The most outstanding example of ostracism that occurred throughout the novel is based on the monster’s physical features and structure. This is prevalent due to the fact that the moment the monster is created, Victor calls it a catastrophe and is horrified by what he has created. He explained, “The beauty of the dream vanished, and breathless horror and disgust filled my heart” (Shelley 51). When Victor uses words such as “dream vanished”, “breathless horror” and “disgust” he is showing his emotions for the
Although he comes with friendly intentions, the Monster is treated violently and with contempt, essentially being forced into his alienation to survive and becoming the “monster” he is already thought of as a result. The Monster’s actions are a response to the treatment he has received from others, everyday villagers and Victor alike. With little known about his origins and no way to explain himself, there is no hope for the Monster to assimilate himself. This is present in other characters of the novel as well, for example, Richard Walton, who has self-alienated in order to gain distinction and knowledge. The Monsters origins and appearance develop these themes of alienation throughout the novel, themes that are further developed by other characters and play an important role in delivering the message of

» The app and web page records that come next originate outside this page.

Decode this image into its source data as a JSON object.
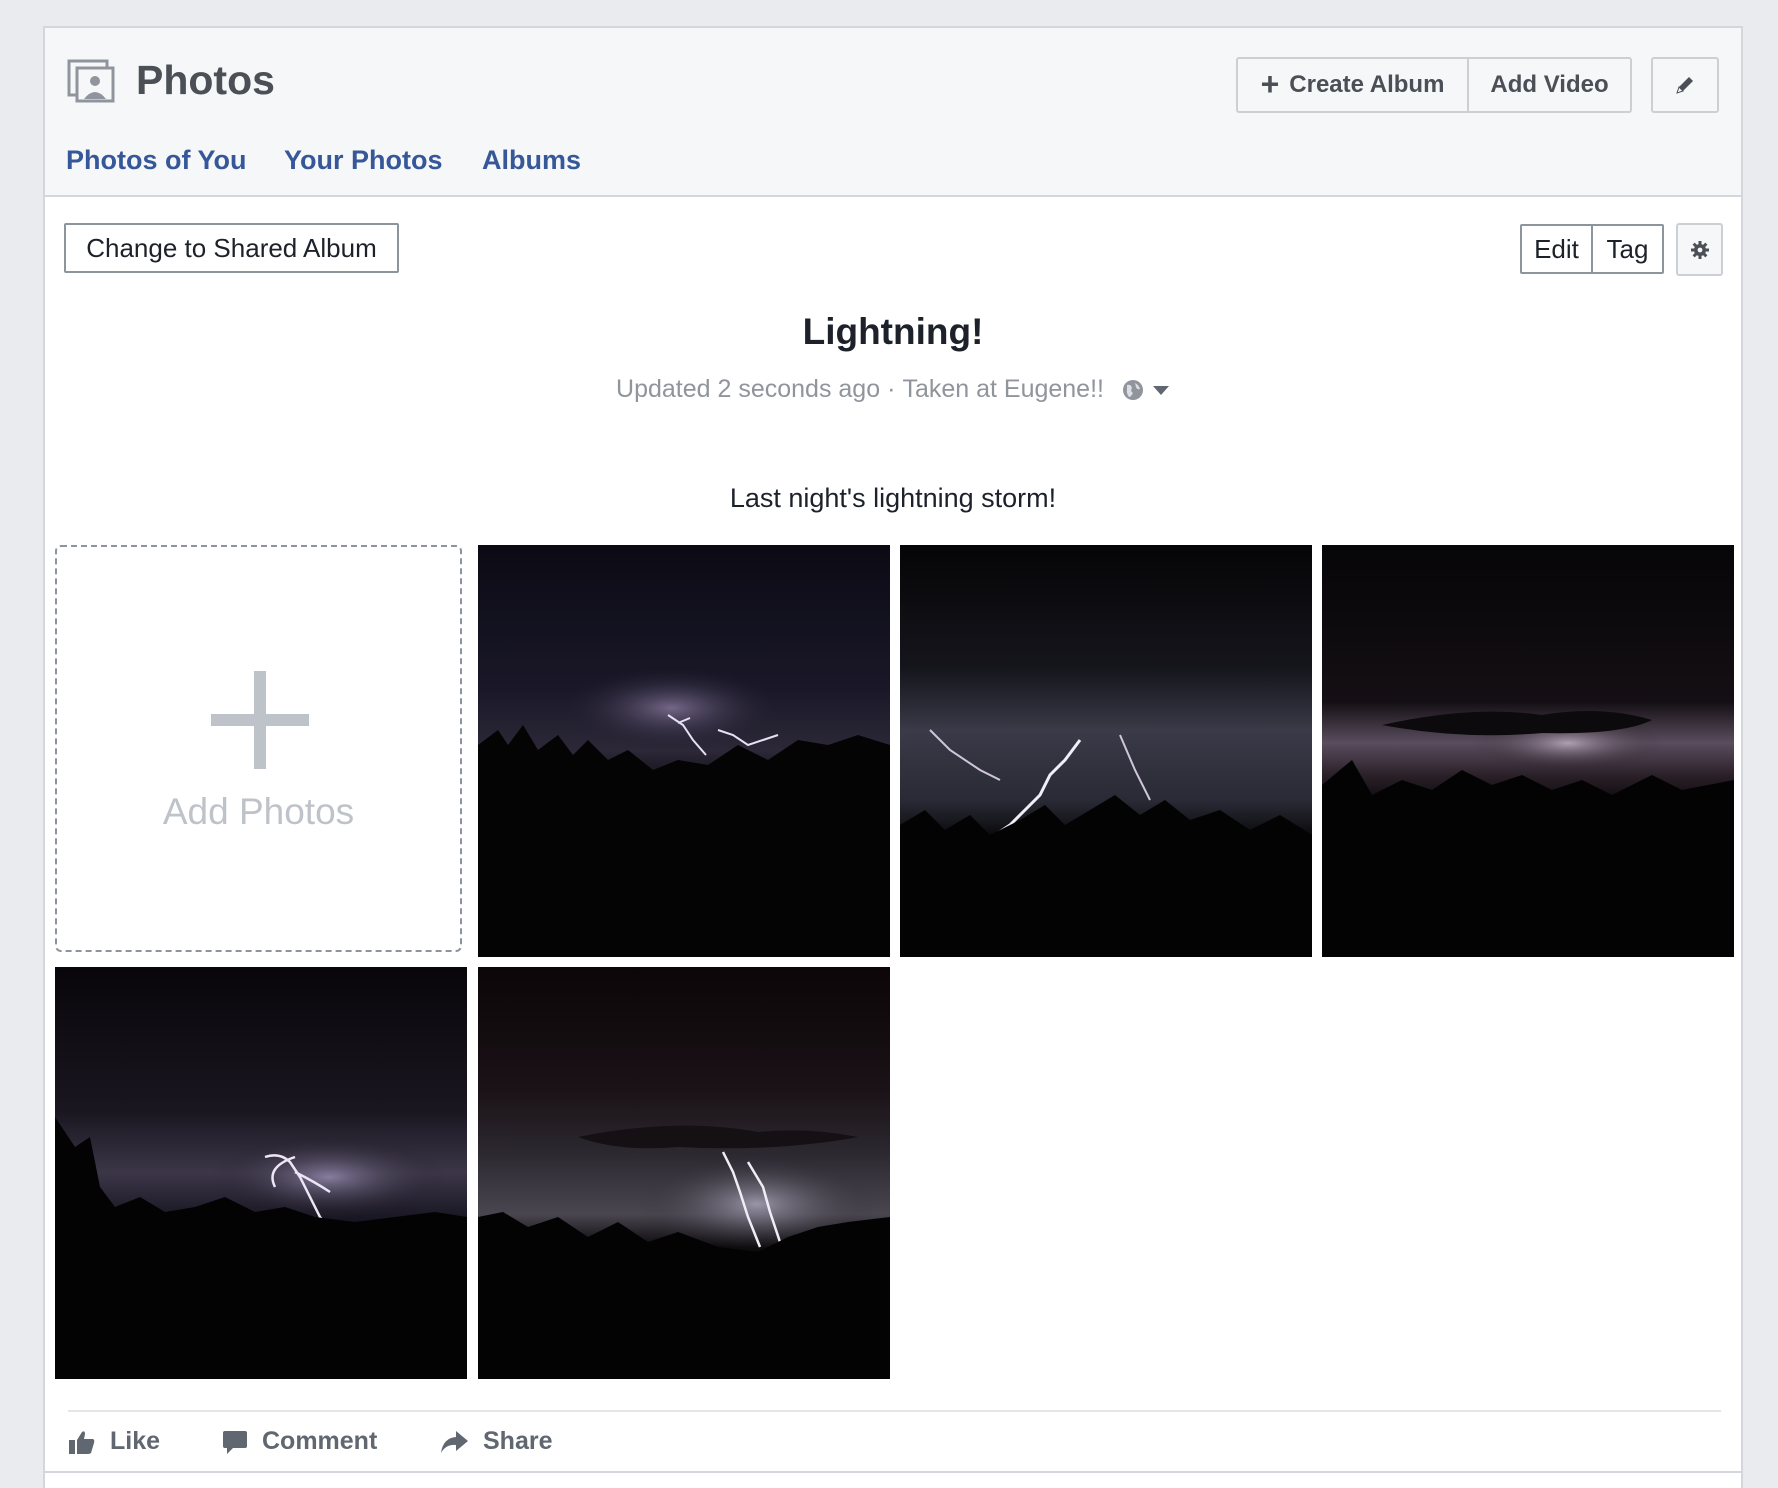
{
  "header": {
    "title": "Photos",
    "icon": "photos-icon",
    "create_album_label": "Create Album",
    "add_video_label": "Add Video",
    "edit_icon": "pencil-icon"
  },
  "tabs": [
    {
      "label": "Photos of You"
    },
    {
      "label": "Your Photos"
    },
    {
      "label": "Albums"
    }
  ],
  "album": {
    "change_shared_label": "Change to Shared Album",
    "edit_label": "Edit",
    "tag_label": "Tag",
    "settings_icon": "gear-icon",
    "title": "Lightning!",
    "updated": "Updated 2 seconds ago",
    "separator": "·",
    "location": "Taken at Eugene!!",
    "privacy_icon": "globe-icon",
    "description": "Last night's lightning storm!"
  },
  "grid": {
    "add_photos_label": "Add Photos",
    "photos": [
      {
        "alt": "lightning photo 1"
      },
      {
        "alt": "lightning photo 2"
      },
      {
        "alt": "lightning photo 3"
      },
      {
        "alt": "lightning photo 4"
      },
      {
        "alt": "lightning photo 5"
      }
    ]
  },
  "actions": {
    "like": "Like",
    "comment": "Comment",
    "share": "Share"
  },
  "colors": {
    "link": "#365899",
    "muted": "#90949c",
    "page_bg": "#e9ebee",
    "header_bg": "#f6f7f9"
  }
}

Moreover, when he “looked around, he saw and heard of none like [himself]. Was I then a monster, a blot upon the earth, from which all men fled, and whom all men disowned” (138). Through the knowledge he acquired from spying in on the Felix family, he gained the understanding that his grotesque look doomed him to be marginalized within human society; therefore, his understanding of human history destined himself to be a monster. Although, this self-realization of a monster identity plays a huge role in the general plot and character development of Frankenstein’s Monster, it hints at a subtler interpretation of the nature of knowledge.
After the birth of Victor’s creature, he realizes that his creation was abnormally strong and potentially dangerous. With this strength, Victor becomes scared and wants his creation dead. Victor’s creation, like all other beings, have feelings and emotions like that of an infant. He needs love and someone to teach him as one would a child. When Victor tries to kill his creature-like “Son”, the creature runs away where he is then sought after as a threat to society rather than someone looking for a companion.

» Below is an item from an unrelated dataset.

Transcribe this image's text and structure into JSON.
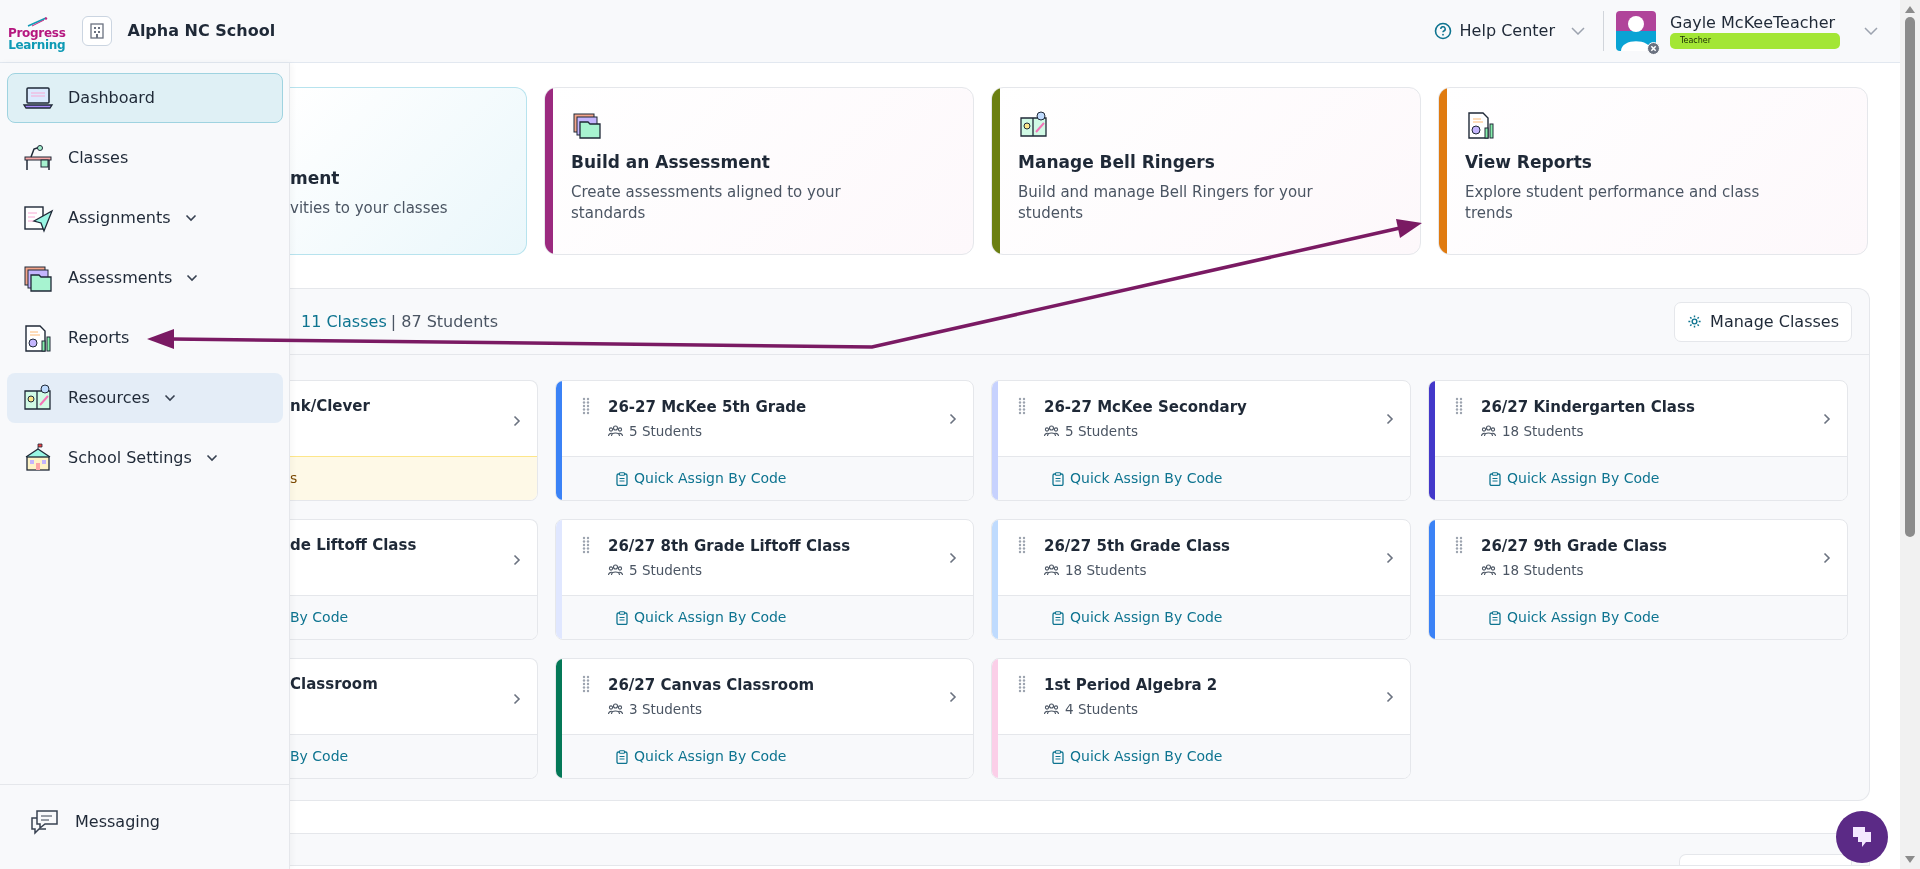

The need and mutual respect for love and companionship is what truly makes one human. In the book Frankenstein it is seen from the first time Victor brings his monster to life that he has no compassion or attachment towards him. In fact, he abandons him out of fear. Throughout the story the monster feels a lack of affection, not only from Victor but from the other people he meets and wants to make friends with, leaving him in misery. Due to persistent abandonment and apathy, the monster sought out revenge and committed treacherous acts of violence.
Enraged by the fact, Victor’s creation begins to have little regard for the people around him, especially those who reject him. Taking this into account, Victor’s scientific breakthrough puts the people of his community in danger. This is evident the monster despises all humans when he says,“I declared everlasting war against the species, and, more than all, against him who had formed me, and sent me forth to this insupportable
This quote said by Frankenstein, gave proof that he believed that the monster he created, was pointless. Also, the monster 's appearance leads many to believe that its behavior is immoral and ruthless. One of the most memorable reactions from the book is the reaction of the old man in the hut. "...perceiving me [the monster] shrieked loudly, and quitting the hut, ran across the fields with a speed of which his debilitated form hardly seemed capable." The man ran because he believed that the monster was about to hurt him, from the monster 's gruesome appearance, the man automatically assumed the monster was evil.